Given data:
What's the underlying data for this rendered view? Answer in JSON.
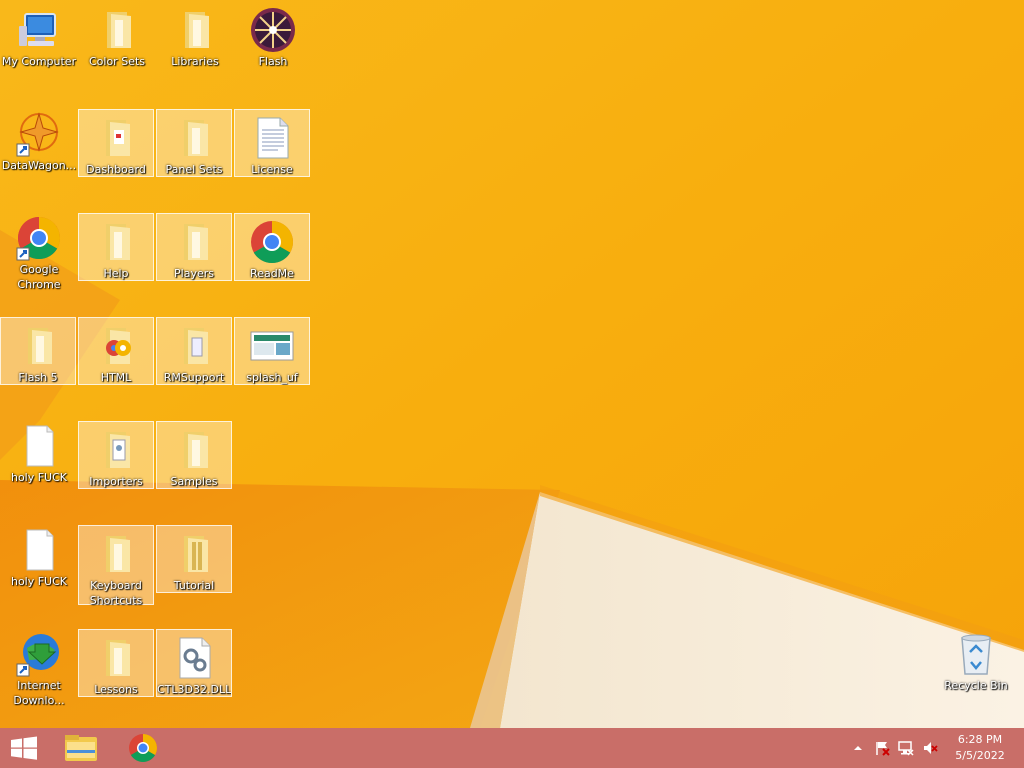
{
  "desktop": {
    "icons": [
      {
        "label": "My Computer"
      },
      {
        "label": "Color Sets"
      },
      {
        "label": "Libraries"
      },
      {
        "label": "Flash"
      },
      {
        "label": "DataWagon..."
      },
      {
        "label": "Dashboard"
      },
      {
        "label": "Panel Sets"
      },
      {
        "label": "License"
      },
      {
        "label": "Google\nChrome"
      },
      {
        "label": "Help"
      },
      {
        "label": "Players"
      },
      {
        "label": "ReadMe"
      },
      {
        "label": "Flash 5"
      },
      {
        "label": "HTML"
      },
      {
        "label": "RMSupport"
      },
      {
        "label": "splash_uf"
      },
      {
        "label": "holy FUCK"
      },
      {
        "label": "Importers"
      },
      {
        "label": "Samples"
      },
      {
        "label": "holy FUCK"
      },
      {
        "label": "Keyboard\nShortcuts"
      },
      {
        "label": "Tutorial"
      },
      {
        "label": "Internet\nDownlo..."
      },
      {
        "label": "Lessons"
      },
      {
        "label": "CTL3D32.DLL"
      },
      {
        "label": "Recycle Bin"
      }
    ]
  },
  "taskbar": {
    "start": "start-icon",
    "pinned": [
      "file-explorer-icon",
      "chrome-icon"
    ],
    "tray": [
      "show-hidden-icons-icon",
      "action-center-flag-icon",
      "network-icon",
      "volume-muted-icon"
    ],
    "time": "6:28 PM",
    "date": "5/5/2022"
  },
  "colors": {
    "wallpaper": "#f7ad10",
    "taskbar": "#c96e68",
    "folder": "#f3d57a"
  }
}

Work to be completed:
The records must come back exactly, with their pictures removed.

Response:
What's the underlying data for this rendered view? Answer in JSON.
{
  "desktop": {
    "icons": [
      {
        "label": "My Computer"
      },
      {
        "label": "Color Sets"
      },
      {
        "label": "Libraries"
      },
      {
        "label": "Flash"
      },
      {
        "label": "DataWagon..."
      },
      {
        "label": "Dashboard"
      },
      {
        "label": "Panel Sets"
      },
      {
        "label": "License"
      },
      {
        "label": "Google\nChrome"
      },
      {
        "label": "Help"
      },
      {
        "label": "Players"
      },
      {
        "label": "ReadMe"
      },
      {
        "label": "Flash 5"
      },
      {
        "label": "HTML"
      },
      {
        "label": "RMSupport"
      },
      {
        "label": "splash_uf"
      },
      {
        "label": "holy FUCK"
      },
      {
        "label": "Importers"
      },
      {
        "label": "Samples"
      },
      {
        "label": "holy FUCK"
      },
      {
        "label": "Keyboard\nShortcuts"
      },
      {
        "label": "Tutorial"
      },
      {
        "label": "Internet\nDownlo..."
      },
      {
        "label": "Lessons"
      },
      {
        "label": "CTL3D32.DLL"
      },
      {
        "label": "Recycle Bin"
      }
    ]
  },
  "taskbar": {
    "start": "start-icon",
    "pinned": [
      "file-explorer-icon",
      "chrome-icon"
    ],
    "tray": [
      "show-hidden-icons-icon",
      "action-center-flag-icon",
      "network-icon",
      "volume-muted-icon"
    ],
    "time": "6:28 PM",
    "date": "5/5/2022"
  },
  "colors": {
    "wallpaper": "#f7ad10",
    "taskbar": "#c96e68",
    "folder": "#f3d57a"
  }
}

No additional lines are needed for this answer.